I've been a book worm for pretty much my whole life. I've read many types of books over the course of my life, but currently the sorts of books I enjoy the most are fantasy and science-fiction. I particularly like it if these genre's are mixed with comedy like the style of Douglas Adams and Terry Pratchett. I definitely can enjoy more serious fantasy and science-fiction though. I also enjoy vampire books, but not quite as much as I did when I was younger.

This blog is mainly for my book reviews, but I also post quotes and other random book related things. If you'd like to know more about the books I've read and am planning to read, I'm a member at several different book sites, and links to my profiles are listed under My Pages.

Monday, April 21, 2014

Review of A Wrinkle in Time by Madeleine L'Engle

A Wrinkle in Time by Madeleine L'Engle is one of my favorite books from childhood. In this story two children, Meg and Charles Wallace, along with their friend Calvin, meet three extraordinary extra-terrestrials who take them on a journey to save their father who is being held prisoner on another planet. The children must learn to use both their strengths and their faults and think outside the box in order to succeed in their mission.

I would consider this story to be a combination of science fiction and fantasy. Although the methods of space travel are based in scientific theory, there really isn't any explanation for how it is supposed to work or any technological devices used, so the effect is pretty much the equivalent of magical teleportation. I enjoyed reading this book nearly as much as an adult as I did when I was a child. In some ways I got even more out of it as an adult since I understand many of the scientific concepts talked about in the book much better now.
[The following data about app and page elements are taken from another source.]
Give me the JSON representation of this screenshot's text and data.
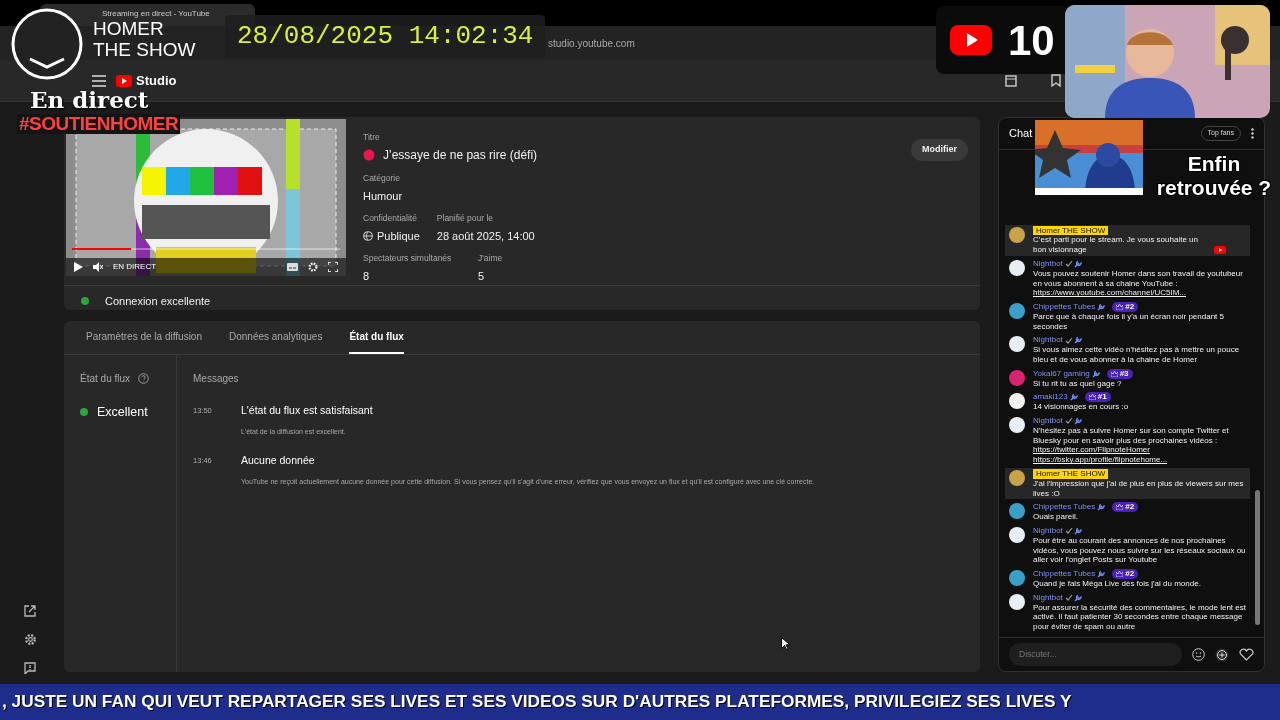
{
  "browser": {
    "tab_title": "Streaming en direct - YouTube",
    "url": "studio.youtube.com"
  },
  "overlay": {
    "channel_name": [
      "HOMER",
      "THE SHOW"
    ],
    "clock": "28/08/2025 14:02:34",
    "counter": "10",
    "live_label": "En direct",
    "hashtag": "#SOUTIENHOMER",
    "caption": "Enfin retrouvée ?",
    "ticker": ", JUSTE UN FAN QUI VEUT REPARTAGER SES LIVES ET SES VIDEOS SUR D'AUTRES PLATEFORMES, PRIVILEGIEZ SES LIVES Y"
  },
  "studio": {
    "logo_text": "Studio"
  },
  "stream": {
    "player_label": "EN DIRECT",
    "title_label": "Titre",
    "title": "J’essaye de ne pas rire (défi)",
    "category_label": "Catégorie",
    "category": "Humour",
    "privacy_label": "Confidentialité",
    "privacy": "Publique",
    "scheduled_label": "Planifié pour le",
    "scheduled": "28 août 2025, 14:00",
    "viewers_label": "Spectateurs simultanés",
    "viewers": "8",
    "likes_label": "J'aime",
    "likes": "5",
    "edit_button": "Modifier",
    "connection": "Connexion excellente"
  },
  "tabs": [
    {
      "label": "Paramètres de la diffusion",
      "selected": false
    },
    {
      "label": "Données analytiques",
      "selected": false
    },
    {
      "label": "État du flux",
      "selected": true
    }
  ],
  "health": {
    "label": "État du flux",
    "status": "Excellent",
    "messages_label": "Messages",
    "messages": [
      {
        "time": "13:50",
        "title": "L'état du flux est satisfaisant",
        "text": "L'état de la diffusion est excellent."
      },
      {
        "time": "13:46",
        "title": "Aucune donnée",
        "text": "YouTube ne reçoit actuellement aucune donnée pour cette diffusion. Si vous pensez qu'il s'agit d'une erreur, vérifiez que vous envoyez un flux et qu'il est configuré avec une clé correcte."
      }
    ]
  },
  "chat": {
    "title": "Chat",
    "top_fans": "Top fans",
    "placeholder": "Discuter...",
    "messages": [
      {
        "kind": "owner",
        "author": "Homer THE SHOW",
        "color": "#c9a24a",
        "text": "C’est parti pour le stream. Je vous souhaite un bon visionnage",
        "has_youtube_icon": true
      },
      {
        "kind": "bot",
        "author": "Nightbot",
        "color": "#e8eef5",
        "text": "Vous pouvez soutenir Homer dans son travail de youtubeur en vous abonnent à sa chaine YouTube :",
        "links": [
          "https://www.youtube.com/channel/UC5IM..."
        ]
      },
      {
        "kind": "member",
        "author": "Chippettes Tubes",
        "color": "#3aa0c8",
        "badge": "#2",
        "text": "Parce que à chaque fois il y'a un écran noir pendant 5 secondes"
      },
      {
        "kind": "bot",
        "author": "Nightbot",
        "color": "#e8eef5",
        "text": "Si vous aimez cette vidéo n'hésitez pas à mettre un pouce bleu et de vous abonner à la chaine de Homer"
      },
      {
        "kind": "member",
        "author": "Yokai67 gaming",
        "color": "#d6246e",
        "badge": "#3",
        "text": "Si tu rit tu as quel gage ?"
      },
      {
        "kind": "member",
        "author": "amaki123",
        "color": "#f2f2f2",
        "badge": "#1",
        "text": "14 visionnages en cours :o"
      },
      {
        "kind": "bot",
        "author": "Nightbot",
        "color": "#e8eef5",
        "text": "N'hésitez pas à suivre Homer sur son compte Twitter et Bluesky pour en savoir plus des prochaines vidéos :",
        "links": [
          "https://twitter.com/FlipnoteHomer",
          "https://bsky.app/profile/flipnotehome..."
        ]
      },
      {
        "kind": "owner",
        "author": "Homer THE SHOW",
        "color": "#c9a24a",
        "text": "J'ai l'impression que j'ai de plus en plus de viewers sur mes lives :O"
      },
      {
        "kind": "member",
        "author": "Chippettes Tubes",
        "color": "#3aa0c8",
        "badge": "#2",
        "text": "Ouais pareil."
      },
      {
        "kind": "bot",
        "author": "Nightbot",
        "color": "#e8eef5",
        "text": "Pour être au courant des annonces de nos prochaines vidéos, vous pouvez nous suivre sur les réseaux sociaux ou aller voir l'onglet Posts sur Youtube"
      },
      {
        "kind": "member",
        "author": "Chippettes Tubes",
        "color": "#3aa0c8",
        "badge": "#2",
        "text": "Quand je fais Méga Live dès fois j'ai du monde."
      },
      {
        "kind": "bot",
        "author": "Nightbot",
        "color": "#e8eef5",
        "text": "Pour assurer la sécurité des commentaires, le mode lent est activé. Il faut patienter 30 secondes entre chaque message pour éviter de spam ou autre"
      }
    ]
  }
}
The only thing that bugs me about this book at this point in my life is the overt Judeo-Christian themes present in some places in the story. It would have been nice if the author could have stuck with the basic good vs. evil theme without bringing religion into it. I don't necessarily mind spiritual themes in the books I read, but it just felt like a bit much when it was implied that the characters were chosen for a mission by God, especially in what is supposed to be a science fiction story. Though if I recall correctly, the author also uses religious themes in other books in the series as well. In any case I felt that as much as it bugged me, that I could overlook these details in a book that is a childhood favorite, and it didn't spoil my enjoyment of the book too much. I would strongly recommend this book to both children and adults as it contains some very powerful messages in addition to being a great science fiction adventure story.

No comments:

Post a Comment